[Dataset entries]
■ ■ ■ ■ ■ ■ ■

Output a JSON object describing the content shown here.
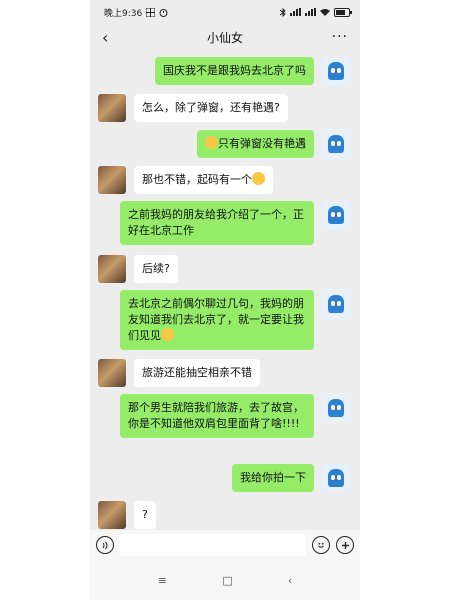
{
  "status": {
    "time": "晚上9:36"
  },
  "header": {
    "back_icon": "‹",
    "title": "小仙女",
    "more_icon": "···"
  },
  "messages": [
    {
      "side": "right",
      "text": "国庆我不是跟我妈去北京了吗"
    },
    {
      "side": "left",
      "text": "怎么，除了弹窗，还有艳遇?"
    },
    {
      "side": "right",
      "emoji": "grinning-sweat-emoji",
      "text": "只有弹窗没有艳遇"
    },
    {
      "side": "left",
      "text": "那也不错，起码有一个",
      "emoji_after": "thinking-emoji"
    },
    {
      "side": "right",
      "text": "之前我妈的朋友给我介绍了一个，正好在北京工作"
    },
    {
      "side": "left",
      "text": "后续?"
    },
    {
      "side": "right",
      "text": "去北京之前偶尔聊过几句，我妈的朋友知道我们去北京了，就一定要让我们见见",
      "emoji_after": "grimace-emoji"
    },
    {
      "side": "left",
      "text": "旅游还能抽空相亲不错"
    },
    {
      "side": "right",
      "text": "那个男生就陪我们旅游，去了故宫，你是不知道他双肩包里面背了啥!!!!"
    },
    {
      "side": "right",
      "text": "我给你拍一下"
    },
    {
      "side": "left",
      "text": "?"
    }
  ],
  "input": {
    "voice_icon": "voice-icon",
    "emoji_icon": "emoji-icon",
    "plus_icon": "plus-icon"
  },
  "nav": {
    "menu_icon": "≡",
    "home_icon": "□",
    "back_icon": "‹"
  }
}
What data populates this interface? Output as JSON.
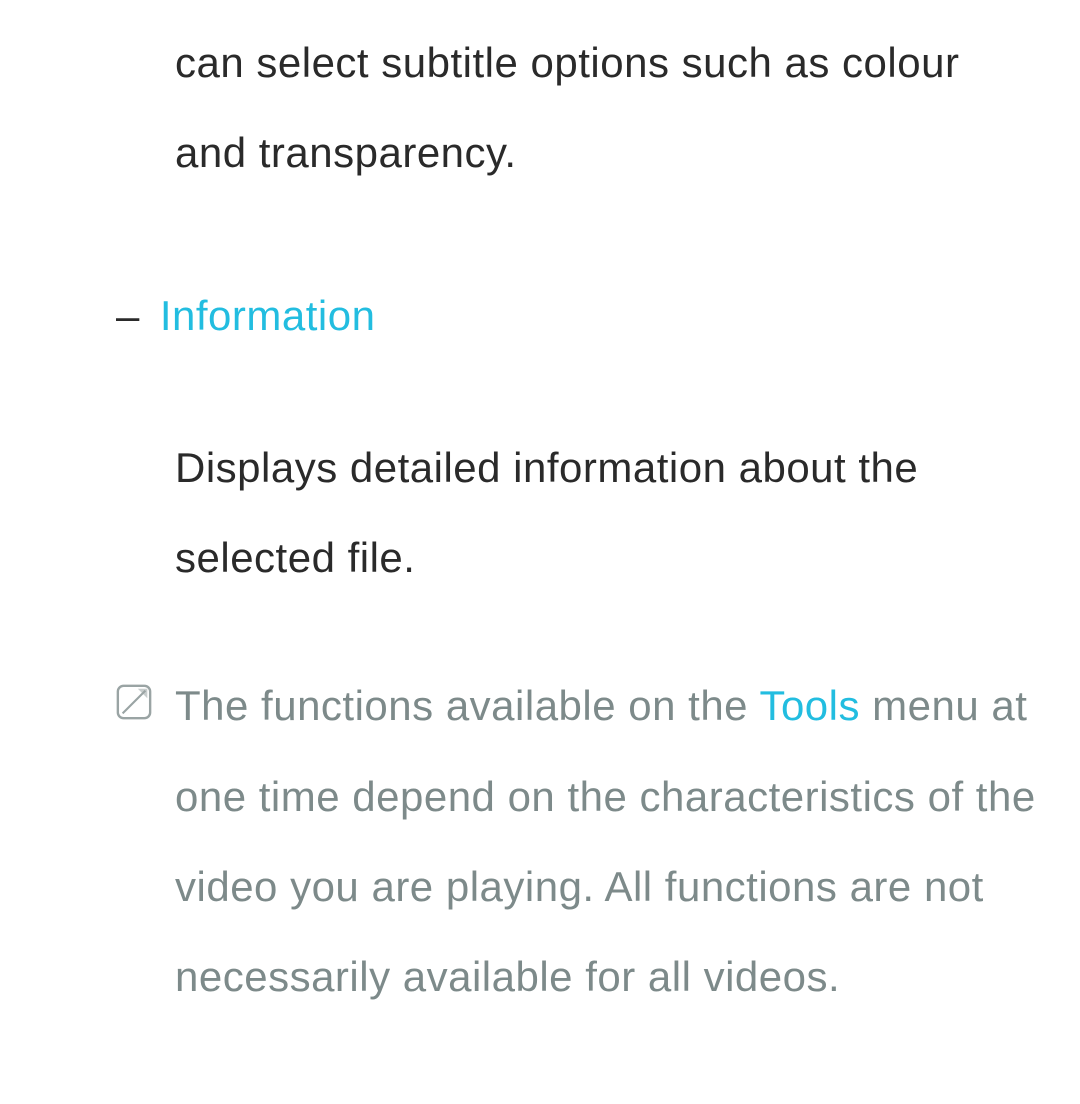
{
  "first_fragment": "can select subtitle options such as colour and transparency.",
  "bullet": {
    "dash": "–",
    "heading": "Information",
    "body": "Displays detailed information about the selected file."
  },
  "note": {
    "pre": "The functions available on the ",
    "highlight": "Tools",
    "post": " menu at one time depend on the characteristics of the video you are playing. All functions are not necessarily available for all videos."
  }
}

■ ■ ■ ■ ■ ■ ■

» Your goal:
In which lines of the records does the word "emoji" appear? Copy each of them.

» Response below:
      "emoji": "grinning-sweat-emoji",
      "emoji_after": "thinking-emoji"
      "emoji_after": "grimace-emoji"
    "emoji_icon": "emoji-icon",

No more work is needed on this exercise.